• [Action item]: Can you copy out the data exactly? Leave the images out.

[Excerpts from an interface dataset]
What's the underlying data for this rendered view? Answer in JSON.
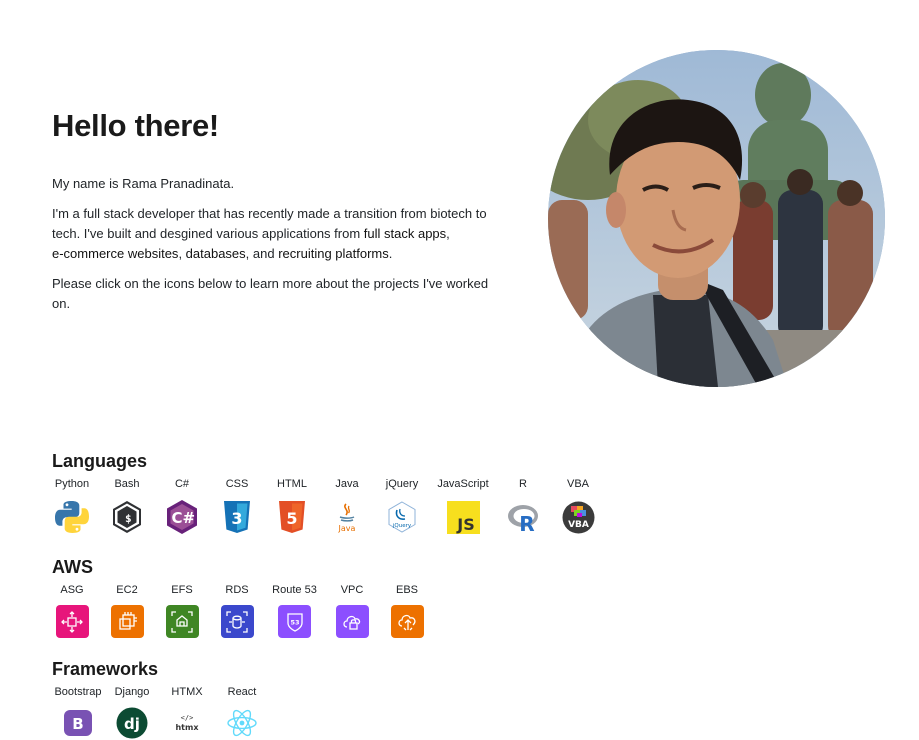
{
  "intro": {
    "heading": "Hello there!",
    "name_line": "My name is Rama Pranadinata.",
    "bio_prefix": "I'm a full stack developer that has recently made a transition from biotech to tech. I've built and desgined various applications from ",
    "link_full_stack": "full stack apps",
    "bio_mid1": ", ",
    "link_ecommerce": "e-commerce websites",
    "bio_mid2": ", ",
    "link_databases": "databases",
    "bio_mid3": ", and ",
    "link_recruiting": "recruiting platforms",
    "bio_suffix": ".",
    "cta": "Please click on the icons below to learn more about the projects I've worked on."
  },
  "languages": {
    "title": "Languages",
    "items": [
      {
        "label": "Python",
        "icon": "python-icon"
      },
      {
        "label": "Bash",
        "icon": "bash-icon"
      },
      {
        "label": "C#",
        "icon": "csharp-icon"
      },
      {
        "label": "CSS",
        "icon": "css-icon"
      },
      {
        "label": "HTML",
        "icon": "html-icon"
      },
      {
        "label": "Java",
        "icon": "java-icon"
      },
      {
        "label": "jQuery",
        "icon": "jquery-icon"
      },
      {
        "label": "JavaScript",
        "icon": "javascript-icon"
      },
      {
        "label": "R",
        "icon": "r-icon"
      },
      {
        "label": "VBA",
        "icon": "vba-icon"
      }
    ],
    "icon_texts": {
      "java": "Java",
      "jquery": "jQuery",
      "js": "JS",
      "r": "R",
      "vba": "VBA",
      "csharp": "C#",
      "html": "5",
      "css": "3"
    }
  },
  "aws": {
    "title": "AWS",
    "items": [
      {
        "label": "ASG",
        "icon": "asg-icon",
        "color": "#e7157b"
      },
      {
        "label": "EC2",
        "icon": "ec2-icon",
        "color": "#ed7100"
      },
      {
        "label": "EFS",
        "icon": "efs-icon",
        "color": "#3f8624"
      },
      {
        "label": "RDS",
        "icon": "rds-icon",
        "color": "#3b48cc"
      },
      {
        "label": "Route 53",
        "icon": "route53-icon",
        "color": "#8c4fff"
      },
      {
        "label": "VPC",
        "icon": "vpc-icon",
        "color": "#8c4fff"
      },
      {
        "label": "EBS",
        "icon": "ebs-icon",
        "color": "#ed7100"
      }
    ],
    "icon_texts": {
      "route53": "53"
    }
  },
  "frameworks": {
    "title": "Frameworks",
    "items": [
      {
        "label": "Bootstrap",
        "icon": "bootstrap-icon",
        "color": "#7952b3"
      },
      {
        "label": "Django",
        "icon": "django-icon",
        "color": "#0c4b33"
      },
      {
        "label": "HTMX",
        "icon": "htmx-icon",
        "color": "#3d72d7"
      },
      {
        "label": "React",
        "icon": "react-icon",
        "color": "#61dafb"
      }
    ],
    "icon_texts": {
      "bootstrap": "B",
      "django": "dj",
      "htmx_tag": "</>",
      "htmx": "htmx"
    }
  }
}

• [Solution]:
What's the underlying data for this rendered view? Answer in JSON.
{
  "intro": {
    "heading": "Hello there!",
    "name_line": "My name is Rama Pranadinata.",
    "bio_prefix": "I'm a full stack developer that has recently made a transition from biotech to tech. I've built and desgined various applications from ",
    "link_full_stack": "full stack apps",
    "bio_mid1": ", ",
    "link_ecommerce": "e-commerce websites",
    "bio_mid2": ", ",
    "link_databases": "databases",
    "bio_mid3": ", and ",
    "link_recruiting": "recruiting platforms",
    "bio_suffix": ".",
    "cta": "Please click on the icons below to learn more about the projects I've worked on."
  },
  "languages": {
    "title": "Languages",
    "items": [
      {
        "label": "Python",
        "icon": "python-icon"
      },
      {
        "label": "Bash",
        "icon": "bash-icon"
      },
      {
        "label": "C#",
        "icon": "csharp-icon"
      },
      {
        "label": "CSS",
        "icon": "css-icon"
      },
      {
        "label": "HTML",
        "icon": "html-icon"
      },
      {
        "label": "Java",
        "icon": "java-icon"
      },
      {
        "label": "jQuery",
        "icon": "jquery-icon"
      },
      {
        "label": "JavaScript",
        "icon": "javascript-icon"
      },
      {
        "label": "R",
        "icon": "r-icon"
      },
      {
        "label": "VBA",
        "icon": "vba-icon"
      }
    ],
    "icon_texts": {
      "java": "Java",
      "jquery": "jQuery",
      "js": "JS",
      "r": "R",
      "vba": "VBA",
      "csharp": "C#",
      "html": "5",
      "css": "3"
    }
  },
  "aws": {
    "title": "AWS",
    "items": [
      {
        "label": "ASG",
        "icon": "asg-icon",
        "color": "#e7157b"
      },
      {
        "label": "EC2",
        "icon": "ec2-icon",
        "color": "#ed7100"
      },
      {
        "label": "EFS",
        "icon": "efs-icon",
        "color": "#3f8624"
      },
      {
        "label": "RDS",
        "icon": "rds-icon",
        "color": "#3b48cc"
      },
      {
        "label": "Route 53",
        "icon": "route53-icon",
        "color": "#8c4fff"
      },
      {
        "label": "VPC",
        "icon": "vpc-icon",
        "color": "#8c4fff"
      },
      {
        "label": "EBS",
        "icon": "ebs-icon",
        "color": "#ed7100"
      }
    ],
    "icon_texts": {
      "route53": "53"
    }
  },
  "frameworks": {
    "title": "Frameworks",
    "items": [
      {
        "label": "Bootstrap",
        "icon": "bootstrap-icon",
        "color": "#7952b3"
      },
      {
        "label": "Django",
        "icon": "django-icon",
        "color": "#0c4b33"
      },
      {
        "label": "HTMX",
        "icon": "htmx-icon",
        "color": "#3d72d7"
      },
      {
        "label": "React",
        "icon": "react-icon",
        "color": "#61dafb"
      }
    ],
    "icon_texts": {
      "bootstrap": "B",
      "django": "dj",
      "htmx_tag": "</>",
      "htmx": "htmx"
    }
  }
}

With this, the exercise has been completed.